Pharmacists are medical professionals who, like doctors and nurses, owe patients a duty to provide an acceptable level of medical care. While medical professionals are not expected to be error-proof in their judgment, it is expected that they do not make careless mistakes, which can have a significant impact on a patient’s life. When a pharmacist incorrectly fills a prescription, and a patient is harmed as a result, the injured patient may be able to pursue a New Hampshire medical malpractice case against the pharmacist, as well as the pharmacy that employs them.
Recently, a New Hampshire man filed a claim against a hospital pharmacy that he claims was responsible for his ongoing kidney stones. According to a local news report, the man had a procedure to remove kidney stones at Concord Hospital Center. After the hospital discharged the patient, he was issued a prescription for “Potassium Citrate ER 10 MEQ (1080mg) CR-TABS” with instructions to take two of the pills per day.

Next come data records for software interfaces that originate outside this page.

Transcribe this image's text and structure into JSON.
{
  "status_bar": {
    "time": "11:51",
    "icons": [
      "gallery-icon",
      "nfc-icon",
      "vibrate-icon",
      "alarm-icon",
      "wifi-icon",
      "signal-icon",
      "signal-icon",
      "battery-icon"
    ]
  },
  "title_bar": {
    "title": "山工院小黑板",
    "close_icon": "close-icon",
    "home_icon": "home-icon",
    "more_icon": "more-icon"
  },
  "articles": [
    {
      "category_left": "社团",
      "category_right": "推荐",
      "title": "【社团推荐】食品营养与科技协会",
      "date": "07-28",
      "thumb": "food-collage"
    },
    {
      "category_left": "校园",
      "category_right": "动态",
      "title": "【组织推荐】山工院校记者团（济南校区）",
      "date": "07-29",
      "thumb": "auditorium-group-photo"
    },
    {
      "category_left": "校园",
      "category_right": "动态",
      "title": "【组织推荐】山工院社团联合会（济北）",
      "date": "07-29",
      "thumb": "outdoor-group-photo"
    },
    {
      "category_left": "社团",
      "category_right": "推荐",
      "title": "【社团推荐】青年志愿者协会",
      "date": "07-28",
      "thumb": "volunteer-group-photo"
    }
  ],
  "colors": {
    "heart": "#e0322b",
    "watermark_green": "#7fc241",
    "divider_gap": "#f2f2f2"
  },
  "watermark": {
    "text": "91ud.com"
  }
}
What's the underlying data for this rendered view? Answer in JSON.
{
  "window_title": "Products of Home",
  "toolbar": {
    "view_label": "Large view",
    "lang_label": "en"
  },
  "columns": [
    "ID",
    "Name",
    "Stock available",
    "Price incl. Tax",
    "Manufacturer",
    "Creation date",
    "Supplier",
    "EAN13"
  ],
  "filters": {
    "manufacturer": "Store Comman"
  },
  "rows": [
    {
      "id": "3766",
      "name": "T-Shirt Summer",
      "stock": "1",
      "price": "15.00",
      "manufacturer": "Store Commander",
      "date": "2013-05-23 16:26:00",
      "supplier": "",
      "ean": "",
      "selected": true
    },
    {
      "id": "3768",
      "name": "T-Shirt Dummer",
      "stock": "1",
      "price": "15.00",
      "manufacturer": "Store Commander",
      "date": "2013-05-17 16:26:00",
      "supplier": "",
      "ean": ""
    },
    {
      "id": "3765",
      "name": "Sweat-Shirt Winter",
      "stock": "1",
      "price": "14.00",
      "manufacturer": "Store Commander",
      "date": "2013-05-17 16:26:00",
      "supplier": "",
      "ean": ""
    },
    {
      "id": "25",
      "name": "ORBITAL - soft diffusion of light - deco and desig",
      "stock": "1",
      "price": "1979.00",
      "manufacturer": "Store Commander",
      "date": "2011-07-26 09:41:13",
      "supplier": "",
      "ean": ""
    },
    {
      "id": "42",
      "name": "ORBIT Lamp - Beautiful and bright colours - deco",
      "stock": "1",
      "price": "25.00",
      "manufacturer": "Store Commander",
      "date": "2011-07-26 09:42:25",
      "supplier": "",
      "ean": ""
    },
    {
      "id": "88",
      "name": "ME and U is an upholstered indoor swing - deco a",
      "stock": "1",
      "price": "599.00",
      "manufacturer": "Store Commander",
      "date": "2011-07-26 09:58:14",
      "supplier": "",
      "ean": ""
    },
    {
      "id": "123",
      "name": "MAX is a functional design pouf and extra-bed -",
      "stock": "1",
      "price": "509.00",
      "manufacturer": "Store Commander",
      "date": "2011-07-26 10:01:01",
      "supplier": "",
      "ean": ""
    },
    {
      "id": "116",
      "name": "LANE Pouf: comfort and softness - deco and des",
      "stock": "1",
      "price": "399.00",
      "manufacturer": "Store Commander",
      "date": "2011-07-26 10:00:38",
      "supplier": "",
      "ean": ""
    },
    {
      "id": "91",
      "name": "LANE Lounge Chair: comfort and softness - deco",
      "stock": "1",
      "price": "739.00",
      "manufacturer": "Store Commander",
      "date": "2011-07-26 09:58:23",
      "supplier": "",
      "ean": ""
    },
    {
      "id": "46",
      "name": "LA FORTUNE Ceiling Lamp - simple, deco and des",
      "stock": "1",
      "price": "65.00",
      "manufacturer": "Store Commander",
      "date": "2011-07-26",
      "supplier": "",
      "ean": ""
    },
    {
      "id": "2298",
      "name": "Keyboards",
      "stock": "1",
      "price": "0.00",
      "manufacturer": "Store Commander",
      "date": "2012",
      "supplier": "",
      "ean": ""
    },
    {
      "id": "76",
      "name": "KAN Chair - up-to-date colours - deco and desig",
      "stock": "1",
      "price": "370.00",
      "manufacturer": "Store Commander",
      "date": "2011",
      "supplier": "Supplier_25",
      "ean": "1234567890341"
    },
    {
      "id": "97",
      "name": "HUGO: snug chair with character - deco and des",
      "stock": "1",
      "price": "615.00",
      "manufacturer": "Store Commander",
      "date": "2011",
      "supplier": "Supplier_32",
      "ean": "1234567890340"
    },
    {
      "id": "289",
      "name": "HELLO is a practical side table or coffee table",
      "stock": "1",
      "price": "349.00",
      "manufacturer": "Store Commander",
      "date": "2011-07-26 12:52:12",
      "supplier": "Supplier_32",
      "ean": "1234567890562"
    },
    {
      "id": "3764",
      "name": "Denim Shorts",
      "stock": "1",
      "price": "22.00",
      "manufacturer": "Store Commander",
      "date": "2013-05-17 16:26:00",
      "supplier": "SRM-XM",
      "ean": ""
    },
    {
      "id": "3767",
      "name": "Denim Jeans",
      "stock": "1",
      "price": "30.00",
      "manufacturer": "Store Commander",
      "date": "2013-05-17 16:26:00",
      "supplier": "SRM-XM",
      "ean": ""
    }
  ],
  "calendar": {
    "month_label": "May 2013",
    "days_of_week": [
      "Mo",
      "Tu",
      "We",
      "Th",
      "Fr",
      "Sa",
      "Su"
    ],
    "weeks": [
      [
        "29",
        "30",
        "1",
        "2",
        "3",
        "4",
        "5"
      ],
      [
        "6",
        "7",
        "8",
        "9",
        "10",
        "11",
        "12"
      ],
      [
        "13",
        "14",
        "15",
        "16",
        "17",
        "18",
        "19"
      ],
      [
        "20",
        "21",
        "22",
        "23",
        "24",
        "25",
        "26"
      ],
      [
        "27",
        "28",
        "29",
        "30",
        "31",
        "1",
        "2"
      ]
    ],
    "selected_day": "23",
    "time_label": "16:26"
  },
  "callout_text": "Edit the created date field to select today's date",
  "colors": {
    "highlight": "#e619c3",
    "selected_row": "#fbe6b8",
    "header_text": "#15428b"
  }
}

The hospital printed out the prescription, and the patient took it to a satellite location. Despite being provided with the correct prescription, the pharmacist on duty filled the patient’s prescription with “Potassium CL 10 MEQ 120.” It is disputed as to how the prescription was transferred, but the patient claims the hospital pharmacy called in the prescription to a local Rite-Aid. The hospital pharmacy admits that it incorrectly filled the prescription, but denies that it transferred the prescription to the Rite-Aid pharmacy. Regardless, the prescription ended up at a Rite-Aid, which filled the prescription seven times.